What shall I do to manage under the devilish condition that I now must share with the former editor in chief of "Time, Inc." publications and Vineyard visitor? A certain arrogance operates in the atmosphere of obsessive self-concern with one's own illness, particularly bemoaning the poor hand which fate has dealt us. Grunwald's conversation is totally lacking in this trait. It is "remarkable," a lesson for all of us. His experience is not only poignant to hear about but also laced with courage and inspiration. He read and had read to him endless materials about the disease of aging macular degeneration (AMD), the most common form of blindness in the U.S. He sought out professionals and friends and eye specialists who offered diverse methods of help and inspiration for living as full a life as possible with the loss of vision and the prospect of an uncertain future. Until the past two years there had been no effective treatment for AMD and treatments in use before this were at risk for causing increased visual loss.

I experienced early in my eye problem the "dry" form of AMD. It is the most common form of the disease. The cells in the retinal macula, the central visual spot in the back of the eye, die of unknown cause. This spot contains specialized cells that define small details like letters, words and, commonly, central facial features which are transmitted to the visual cortex of the brain. This form is very slowly progressive and disability can be minor although over years can become disabling. As I drive along State Road toward Chilmark the horizon over the ocean has become wavy losing its straight-as-a-dye line. I continue driving except after dark; reading can be irritating but do-able with help from a magnifying glass.

However, about a year ago my visual acuity decreased quickly over two months between visits to the eye doctor.

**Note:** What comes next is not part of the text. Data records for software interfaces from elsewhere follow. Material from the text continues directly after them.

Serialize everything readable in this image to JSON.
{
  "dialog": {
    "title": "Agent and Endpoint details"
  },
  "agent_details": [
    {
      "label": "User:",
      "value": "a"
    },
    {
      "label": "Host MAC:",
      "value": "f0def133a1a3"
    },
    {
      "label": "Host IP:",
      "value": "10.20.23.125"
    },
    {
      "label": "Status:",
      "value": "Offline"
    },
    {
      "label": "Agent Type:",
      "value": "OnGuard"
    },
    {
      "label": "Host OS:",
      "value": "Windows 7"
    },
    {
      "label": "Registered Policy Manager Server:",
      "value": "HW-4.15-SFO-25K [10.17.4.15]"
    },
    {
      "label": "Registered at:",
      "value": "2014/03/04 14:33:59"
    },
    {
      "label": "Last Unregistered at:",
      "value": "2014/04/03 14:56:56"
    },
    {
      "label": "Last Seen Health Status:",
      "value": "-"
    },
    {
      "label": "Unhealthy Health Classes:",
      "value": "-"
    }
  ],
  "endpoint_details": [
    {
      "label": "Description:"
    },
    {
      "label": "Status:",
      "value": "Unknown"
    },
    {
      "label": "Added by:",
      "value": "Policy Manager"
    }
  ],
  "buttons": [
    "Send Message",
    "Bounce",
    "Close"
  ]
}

Hemorrhages and leaking vessels appeared over the macula with small cysts and thickening of the retinal tissues. My eye doctor, Sheldon Buzney of Retina Specialists of Boston, gave me hope that what was now the "wet" form of AMD could be treated to halt progression of this more serious form of the disease. A new medication injected directly into the affected eye usually can halt the more serious rapid progression of the "wet" form of ADM. I was terrified at the thought. Piercing the eye is one of those mythological happenings in torture and ancient warfare which makes us all grimace with revulsion at the thought.

My salvation came from a 96-year-old friend who had become legally blind from AMD. She told me about the new drug and how it had stopped her decline although had not restored her lost vision. She was very thankful at that. "Oh, the procedure is a breeze," she said. "Hardly a pinch, I felt as if I'd had soap suds in my eye or a speck of dust under the lid for a day or two."

Of course, I barely believed her but her remark made Dr. Buzney's reassurance more credible and it turned out to be absolutely true. After three painless monthly injections of the drug called Lucentis, the "wet" AMD had "dried up" and the vision was marginally improved and has remained stable for another three months. I am hopeful but wary. Lucentis is a new anti-neoangiogenesis drug. The word breaks down into anti (against), neo (new), angio (blood vessel) genesis (growth).

Grunwald's book and this ten syllable-drug came at a propitious time in my life. I have more to hold on to than my own self-absorption. I live each day as I can, visit the eye doctor regularly and keep several magnifying glasses about the house for the phone book, magazine articles, and medicine labels. I continue to be amazed at the depth of knowledge scientists have acquired about the eye. I'm lucky to be alive and well, approaching 80.